[ACTIVITY]
Please find all lines in the data that hold the string "选择目标触发器" and copy them.

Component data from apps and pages
- - - -
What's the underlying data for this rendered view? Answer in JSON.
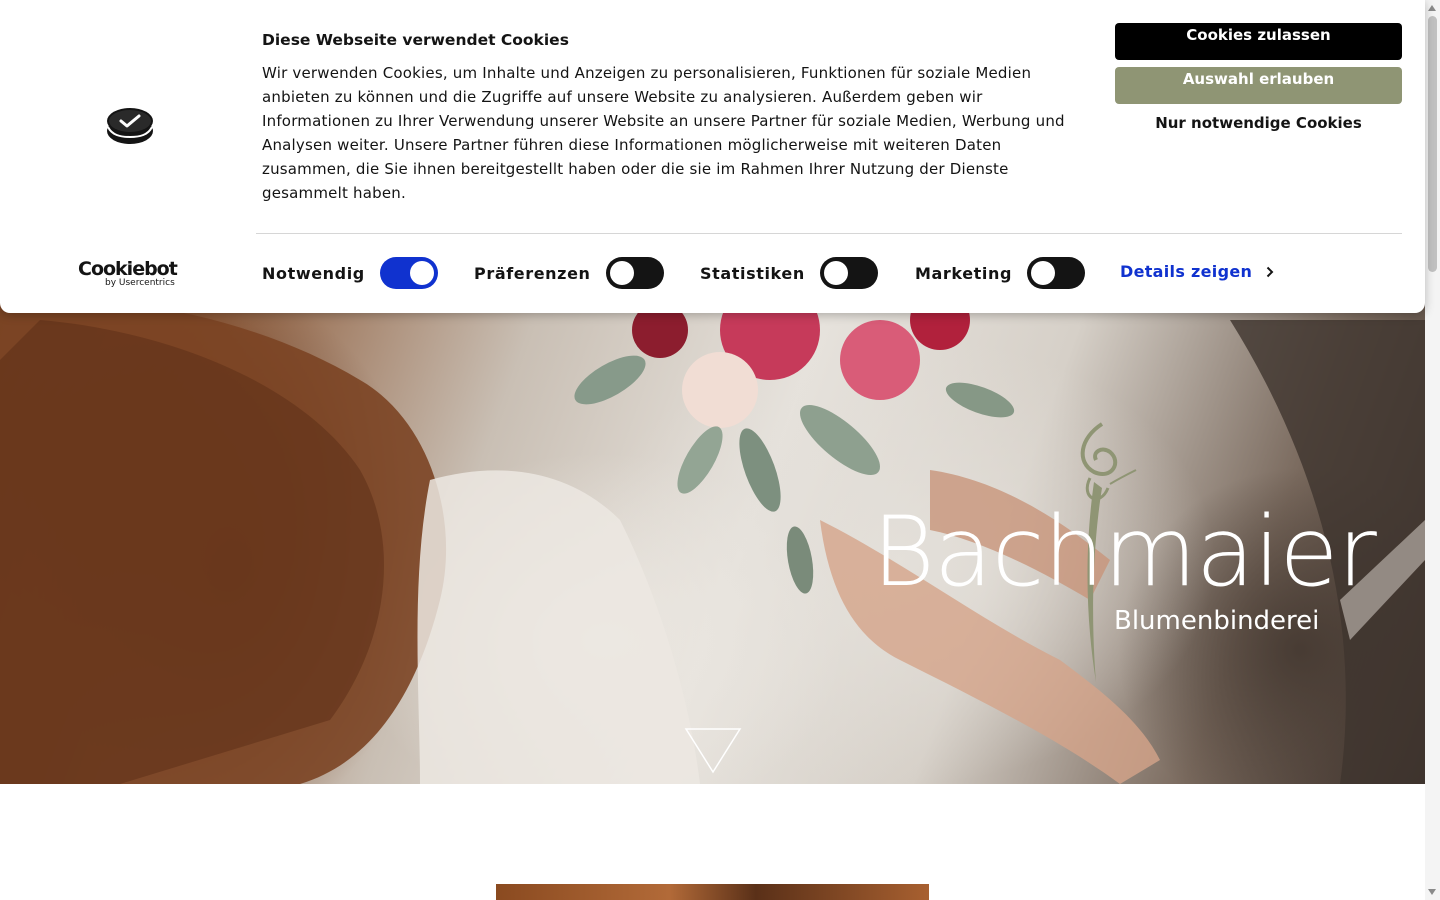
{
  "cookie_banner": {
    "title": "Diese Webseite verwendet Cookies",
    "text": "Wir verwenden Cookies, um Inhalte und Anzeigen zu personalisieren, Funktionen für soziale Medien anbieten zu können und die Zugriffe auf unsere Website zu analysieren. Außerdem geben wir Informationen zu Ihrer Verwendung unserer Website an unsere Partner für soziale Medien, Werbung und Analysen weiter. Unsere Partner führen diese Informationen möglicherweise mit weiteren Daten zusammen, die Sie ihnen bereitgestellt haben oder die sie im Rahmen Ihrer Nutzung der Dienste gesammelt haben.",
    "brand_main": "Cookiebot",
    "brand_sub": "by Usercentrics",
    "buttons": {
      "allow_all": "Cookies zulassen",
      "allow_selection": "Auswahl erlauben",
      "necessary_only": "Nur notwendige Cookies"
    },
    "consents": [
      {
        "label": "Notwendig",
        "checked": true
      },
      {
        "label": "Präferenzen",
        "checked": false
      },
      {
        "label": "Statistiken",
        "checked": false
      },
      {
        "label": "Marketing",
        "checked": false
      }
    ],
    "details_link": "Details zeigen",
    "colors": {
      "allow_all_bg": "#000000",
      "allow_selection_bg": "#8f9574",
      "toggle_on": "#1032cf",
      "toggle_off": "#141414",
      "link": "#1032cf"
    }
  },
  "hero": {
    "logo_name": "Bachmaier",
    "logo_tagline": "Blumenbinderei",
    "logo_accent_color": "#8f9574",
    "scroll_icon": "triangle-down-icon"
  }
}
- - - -
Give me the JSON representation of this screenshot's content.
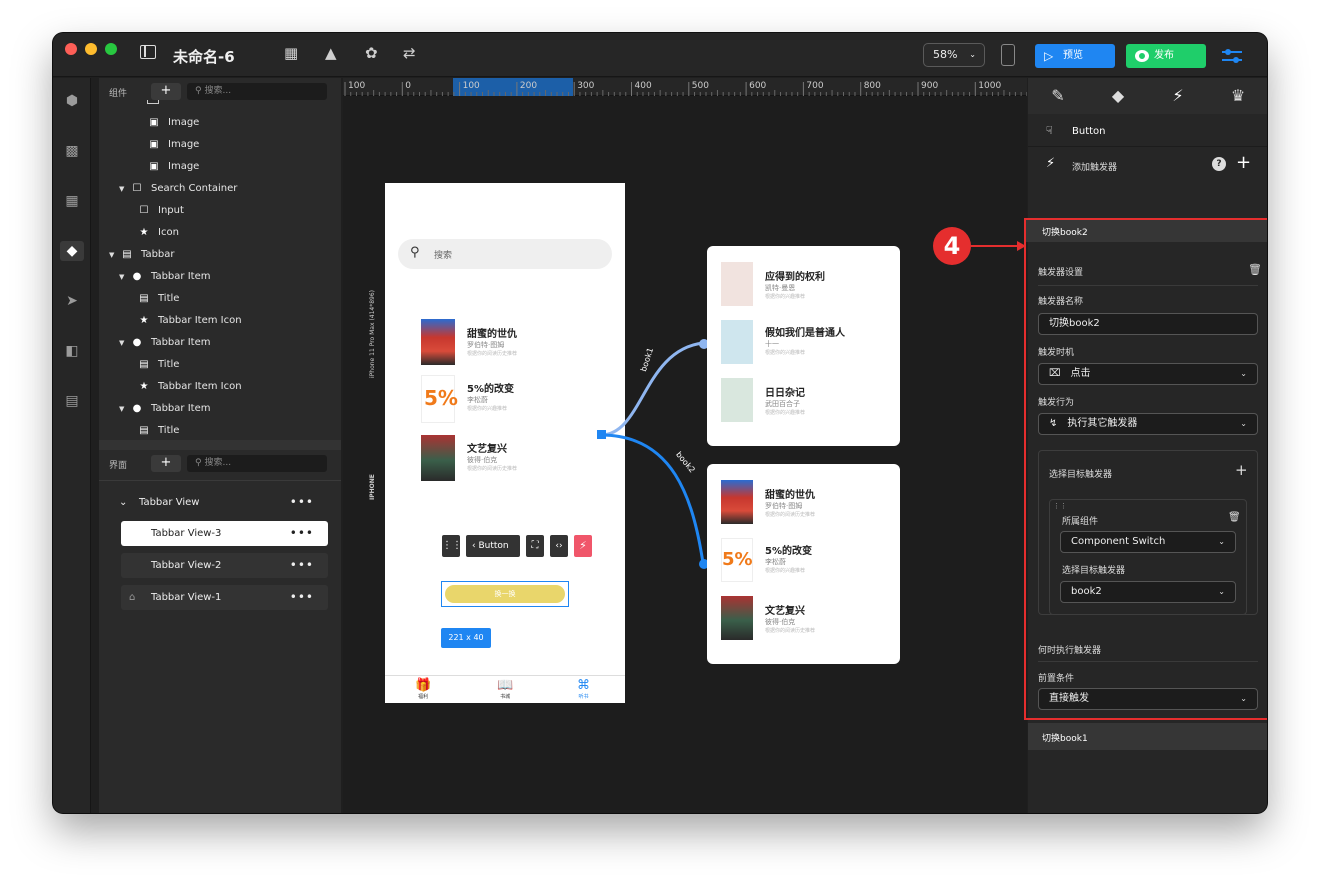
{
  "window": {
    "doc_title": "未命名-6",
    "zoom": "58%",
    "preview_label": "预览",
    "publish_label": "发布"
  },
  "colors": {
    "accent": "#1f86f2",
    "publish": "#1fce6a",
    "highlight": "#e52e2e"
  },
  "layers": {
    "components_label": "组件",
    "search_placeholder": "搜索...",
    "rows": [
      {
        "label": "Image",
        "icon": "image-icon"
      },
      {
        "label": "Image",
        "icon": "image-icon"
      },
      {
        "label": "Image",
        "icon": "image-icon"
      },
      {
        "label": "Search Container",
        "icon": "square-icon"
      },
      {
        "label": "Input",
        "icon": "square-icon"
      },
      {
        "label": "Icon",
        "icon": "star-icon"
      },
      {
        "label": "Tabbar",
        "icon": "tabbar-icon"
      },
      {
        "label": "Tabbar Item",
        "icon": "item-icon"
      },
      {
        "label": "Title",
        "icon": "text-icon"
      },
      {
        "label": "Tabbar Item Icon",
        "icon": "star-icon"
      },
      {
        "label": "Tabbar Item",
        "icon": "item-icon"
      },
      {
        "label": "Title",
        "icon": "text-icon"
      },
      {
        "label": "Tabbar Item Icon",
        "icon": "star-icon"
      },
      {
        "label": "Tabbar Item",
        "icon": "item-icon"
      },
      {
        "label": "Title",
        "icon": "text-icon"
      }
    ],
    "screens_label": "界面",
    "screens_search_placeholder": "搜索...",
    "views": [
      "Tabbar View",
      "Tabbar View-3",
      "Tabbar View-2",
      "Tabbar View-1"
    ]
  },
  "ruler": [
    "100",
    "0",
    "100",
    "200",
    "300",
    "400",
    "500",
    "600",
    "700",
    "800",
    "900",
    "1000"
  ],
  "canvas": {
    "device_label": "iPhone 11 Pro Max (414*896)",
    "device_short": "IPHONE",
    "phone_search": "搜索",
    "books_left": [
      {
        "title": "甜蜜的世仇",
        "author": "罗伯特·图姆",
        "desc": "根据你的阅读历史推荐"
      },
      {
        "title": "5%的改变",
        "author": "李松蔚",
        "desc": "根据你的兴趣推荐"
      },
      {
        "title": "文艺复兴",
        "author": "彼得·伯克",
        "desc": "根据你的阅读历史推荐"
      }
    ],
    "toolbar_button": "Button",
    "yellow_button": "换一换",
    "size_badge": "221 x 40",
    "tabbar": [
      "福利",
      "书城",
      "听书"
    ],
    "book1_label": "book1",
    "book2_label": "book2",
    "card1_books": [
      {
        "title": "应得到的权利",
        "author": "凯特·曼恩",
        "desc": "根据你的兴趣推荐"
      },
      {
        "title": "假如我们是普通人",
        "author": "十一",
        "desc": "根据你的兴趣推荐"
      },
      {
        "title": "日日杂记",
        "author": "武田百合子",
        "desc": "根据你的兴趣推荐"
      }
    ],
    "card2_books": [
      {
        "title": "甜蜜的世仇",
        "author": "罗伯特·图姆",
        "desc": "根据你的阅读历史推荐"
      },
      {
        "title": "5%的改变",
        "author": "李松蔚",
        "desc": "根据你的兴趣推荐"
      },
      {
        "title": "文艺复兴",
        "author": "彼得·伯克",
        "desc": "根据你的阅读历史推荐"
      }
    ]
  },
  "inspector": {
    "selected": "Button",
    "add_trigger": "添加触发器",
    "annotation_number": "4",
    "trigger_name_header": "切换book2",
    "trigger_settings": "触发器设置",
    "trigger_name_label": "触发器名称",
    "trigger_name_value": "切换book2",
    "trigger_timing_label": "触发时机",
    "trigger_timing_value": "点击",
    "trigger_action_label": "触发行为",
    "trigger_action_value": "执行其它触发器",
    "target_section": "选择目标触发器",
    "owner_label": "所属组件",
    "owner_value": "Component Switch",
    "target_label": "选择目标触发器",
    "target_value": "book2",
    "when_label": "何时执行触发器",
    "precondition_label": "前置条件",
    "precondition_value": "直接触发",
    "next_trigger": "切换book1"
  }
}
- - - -
[RESULT]
    "target_section": "选择目标触发器",
    "target_label": "选择目标触发器",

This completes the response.